Furthermore, still because of this arrangement of the pivoting axis, since the rear part of the door is of reduced length it allows opening of the door above 60 and could reach 90 radial passages provided in the casing for deflecting the flow towards the outside are freed to a very great extent and the air-braking action of the doors is increased in considerable proportions, which effect also acts in the opening direction of the doors. Further, as can be seen in FIGS. 4 and 5, more than half of the surface of the doors projects outside the casing, which further facilitates deflection and guidance of the flux outwardly in the direction of arrow F2.

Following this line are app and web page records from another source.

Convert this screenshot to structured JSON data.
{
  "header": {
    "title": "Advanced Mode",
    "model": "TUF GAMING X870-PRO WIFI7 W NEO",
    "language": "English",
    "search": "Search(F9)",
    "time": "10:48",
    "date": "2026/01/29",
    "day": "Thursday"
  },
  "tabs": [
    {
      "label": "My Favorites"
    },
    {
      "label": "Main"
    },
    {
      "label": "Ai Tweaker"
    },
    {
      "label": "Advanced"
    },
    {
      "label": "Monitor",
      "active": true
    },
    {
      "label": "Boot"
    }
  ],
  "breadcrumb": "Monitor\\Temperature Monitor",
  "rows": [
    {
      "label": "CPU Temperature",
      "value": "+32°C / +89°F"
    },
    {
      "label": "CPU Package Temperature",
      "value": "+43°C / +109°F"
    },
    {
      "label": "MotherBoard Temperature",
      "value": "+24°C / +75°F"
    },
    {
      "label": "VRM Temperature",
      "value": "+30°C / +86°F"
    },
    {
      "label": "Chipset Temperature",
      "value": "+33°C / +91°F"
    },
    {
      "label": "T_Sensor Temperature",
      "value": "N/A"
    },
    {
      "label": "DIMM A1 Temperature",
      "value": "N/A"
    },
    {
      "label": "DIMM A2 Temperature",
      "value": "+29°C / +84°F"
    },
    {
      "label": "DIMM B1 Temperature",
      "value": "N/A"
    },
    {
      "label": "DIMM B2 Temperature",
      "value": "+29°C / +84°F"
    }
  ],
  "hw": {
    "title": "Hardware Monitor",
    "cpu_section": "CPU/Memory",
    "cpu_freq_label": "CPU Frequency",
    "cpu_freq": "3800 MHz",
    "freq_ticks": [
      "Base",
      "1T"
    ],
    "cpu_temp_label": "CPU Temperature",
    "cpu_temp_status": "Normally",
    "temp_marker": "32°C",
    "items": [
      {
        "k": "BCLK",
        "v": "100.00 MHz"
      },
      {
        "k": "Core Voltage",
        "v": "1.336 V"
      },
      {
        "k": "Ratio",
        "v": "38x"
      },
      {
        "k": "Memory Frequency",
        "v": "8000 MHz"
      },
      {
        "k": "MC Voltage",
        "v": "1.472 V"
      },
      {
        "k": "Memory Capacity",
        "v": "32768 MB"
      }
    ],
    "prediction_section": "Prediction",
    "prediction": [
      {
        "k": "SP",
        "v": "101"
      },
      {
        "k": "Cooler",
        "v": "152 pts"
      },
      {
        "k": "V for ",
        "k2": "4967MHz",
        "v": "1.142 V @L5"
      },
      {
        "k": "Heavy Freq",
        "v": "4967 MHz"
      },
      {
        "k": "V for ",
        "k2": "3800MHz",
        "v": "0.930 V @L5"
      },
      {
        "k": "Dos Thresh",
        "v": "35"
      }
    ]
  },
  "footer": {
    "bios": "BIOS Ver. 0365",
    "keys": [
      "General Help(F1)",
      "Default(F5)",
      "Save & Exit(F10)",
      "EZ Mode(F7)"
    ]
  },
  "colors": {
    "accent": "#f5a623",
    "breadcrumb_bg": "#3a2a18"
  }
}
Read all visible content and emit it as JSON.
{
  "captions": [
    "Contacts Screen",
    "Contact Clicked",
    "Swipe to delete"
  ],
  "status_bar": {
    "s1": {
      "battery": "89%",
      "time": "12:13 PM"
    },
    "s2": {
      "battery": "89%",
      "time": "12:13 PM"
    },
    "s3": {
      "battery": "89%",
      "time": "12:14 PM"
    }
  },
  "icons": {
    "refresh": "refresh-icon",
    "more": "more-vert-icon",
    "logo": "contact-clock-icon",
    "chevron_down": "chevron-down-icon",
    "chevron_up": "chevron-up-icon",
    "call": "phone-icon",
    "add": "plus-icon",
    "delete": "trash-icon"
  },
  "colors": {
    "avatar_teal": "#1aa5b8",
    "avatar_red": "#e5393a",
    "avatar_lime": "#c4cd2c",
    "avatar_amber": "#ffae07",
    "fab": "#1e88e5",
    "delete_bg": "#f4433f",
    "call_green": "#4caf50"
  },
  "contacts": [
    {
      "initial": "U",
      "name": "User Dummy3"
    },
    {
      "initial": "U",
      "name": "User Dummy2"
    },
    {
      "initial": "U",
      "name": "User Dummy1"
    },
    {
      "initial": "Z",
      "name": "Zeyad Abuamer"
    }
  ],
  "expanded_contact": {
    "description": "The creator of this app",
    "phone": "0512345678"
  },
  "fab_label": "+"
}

Each door is actuated in the example shown by a single jack 21, which is a preferred arrangement but in no wise limitative. Two or more jacks could in fact be used if required. However, given the excellent mechanical conditions in which the jack operates because of the selected door geometry, the use of a single jack per door reduces the weight of the reversal system.
The foot of the cylinder of jack 21 is hinged at 22 to box S1, whereas the end of the rod is coupled at 23 to a fork-joint provided approximately in the center of the internal wall of the door, i.e. at a point located on the median axis 20 of the door and at an equal distance L from the front and the rear thereof.
It will be noted that the four jacks may be independent of each other, actuation thereof being possibly not synchronized; since the doors are independent of each other, opening of the doors may in fact accomodate slight staggering from one door to another. This arrangement also allows some only of the doors to be opened, for example one door out of two.
It will also be noted, as has already been mentioned, that during the opening phase of the doors, since the sum of the forces acting on the doors urges them to their open position, the jacks are subjected to tensile forces and their role is especially to brake the opening of the doors. It follows that the section and the power of the jacks may be minimal, resulting in a reduction in weight with respect to conventional reverser structures.
For sealing the doors in the closed position, a seal 52 is provided around the periphery of each of the four openings formed in the rear body (see FIG. 4).
Furthermore, to provide access to the engine structure, the rear body may be formed by two half shells (FIG. 5) hinged respectively at 92 to strut C, the opposite edges being in abutment at 91 and clamped together by a locking mechanism 93.
As can be seen in FIG. 5, in the opened-out position of the doors, the median planes 20 of the two upper doors P1 and P4 intersect on the engine axis x--x', whereas the median planes of the two lower doors P2 and P3 intersect along a line y--y' offset downwardly with respect to the engine axis. This is due to the fact that the lower pivots 17' of doors P2 and P3 are at a greater distance from the engine axis than the other six pivots of the doors.
This arrangement allows opening of the lower doors substantially at the same angle as the upper doors despite the difference in external shape of the lower part of the rear body (swelling due to the presence of equipment generally provided at the lower part of the engine).